• SUPPLIED DATA:
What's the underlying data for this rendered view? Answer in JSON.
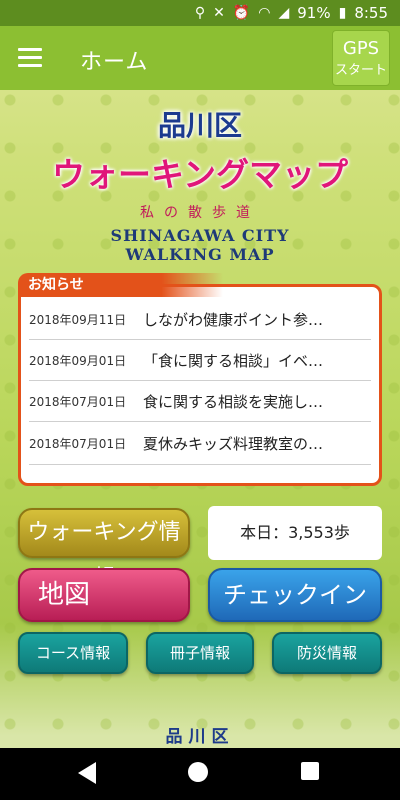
{
  "status": {
    "battery": "91%",
    "time": "8:55"
  },
  "appbar": {
    "title": "ホーム",
    "gps_line1": "GPS",
    "gps_line2": "スタート"
  },
  "logo": {
    "ward": "品川区",
    "main": "ウォーキングマップ",
    "sub": "私の散歩道",
    "en_line1": "SHINAGAWA CITY",
    "en_line2": "WALKING MAP"
  },
  "notice": {
    "header": "お知らせ",
    "items": [
      {
        "date": "2018年09月11日",
        "text": "しながわ健康ポイント参…"
      },
      {
        "date": "2018年09月01日",
        "text": "「食に関する相談」イベ…"
      },
      {
        "date": "2018年07月01日",
        "text": "食に関する相談を実施し…"
      },
      {
        "date": "2018年07月01日",
        "text": "夏休みキッズ料理教室の…"
      }
    ]
  },
  "buttons": {
    "walking": "ウォーキング情報",
    "steps": "本日：3,553歩",
    "map": "地図",
    "checkin": "チェックイン",
    "course": "コース情報",
    "booklet": "冊子情報",
    "disaster": "防災情報"
  },
  "footer": {
    "logo": "品川区"
  },
  "colors": {
    "appbar": "#8cbf32",
    "notice_border": "#e3521a",
    "walk": "#c4ab2e",
    "map": "#d8326e",
    "checkin": "#2b86d6",
    "small": "#13918e"
  }
}
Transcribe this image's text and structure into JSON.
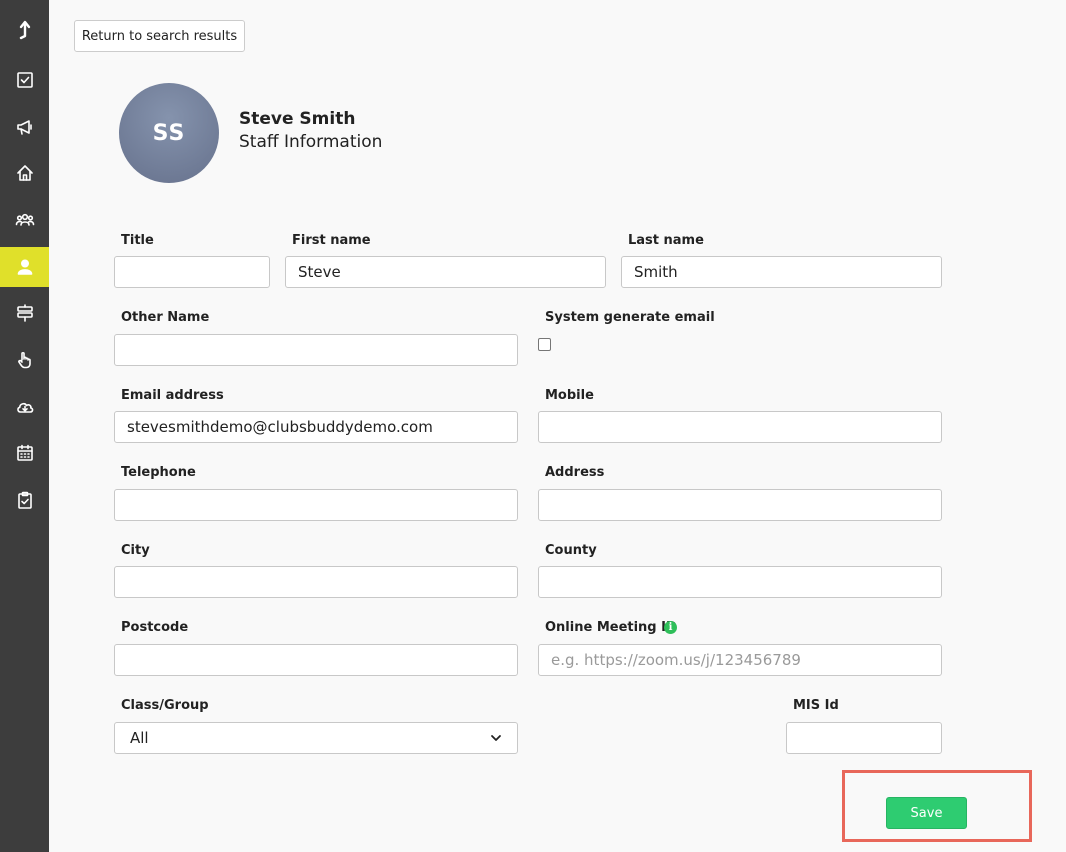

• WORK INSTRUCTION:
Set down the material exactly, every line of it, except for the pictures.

• EXPECTED OUTPUT:
What's the underlying data for this rendered view? Answer in JSON.
{
  "status": {
    "battery": "91%",
    "time": "8:55"
  },
  "appbar": {
    "title": "ホーム",
    "gps_line1": "GPS",
    "gps_line2": "スタート"
  },
  "logo": {
    "ward": "品川区",
    "main": "ウォーキングマップ",
    "sub": "私の散歩道",
    "en_line1": "SHINAGAWA CITY",
    "en_line2": "WALKING MAP"
  },
  "notice": {
    "header": "お知らせ",
    "items": [
      {
        "date": "2018年09月11日",
        "text": "しながわ健康ポイント参…"
      },
      {
        "date": "2018年09月01日",
        "text": "「食に関する相談」イベ…"
      },
      {
        "date": "2018年07月01日",
        "text": "食に関する相談を実施し…"
      },
      {
        "date": "2018年07月01日",
        "text": "夏休みキッズ料理教室の…"
      }
    ]
  },
  "buttons": {
    "walking": "ウォーキング情報",
    "steps": "本日：3,553歩",
    "map": "地図",
    "checkin": "チェックイン",
    "course": "コース情報",
    "booklet": "冊子情報",
    "disaster": "防災情報"
  },
  "footer": {
    "logo": "品川区"
  },
  "colors": {
    "appbar": "#8cbf32",
    "notice_border": "#e3521a",
    "walk": "#c4ab2e",
    "map": "#d8326e",
    "checkin": "#2b86d6",
    "small": "#13918e"
  }
}
Transcribe this image's text and structure into JSON.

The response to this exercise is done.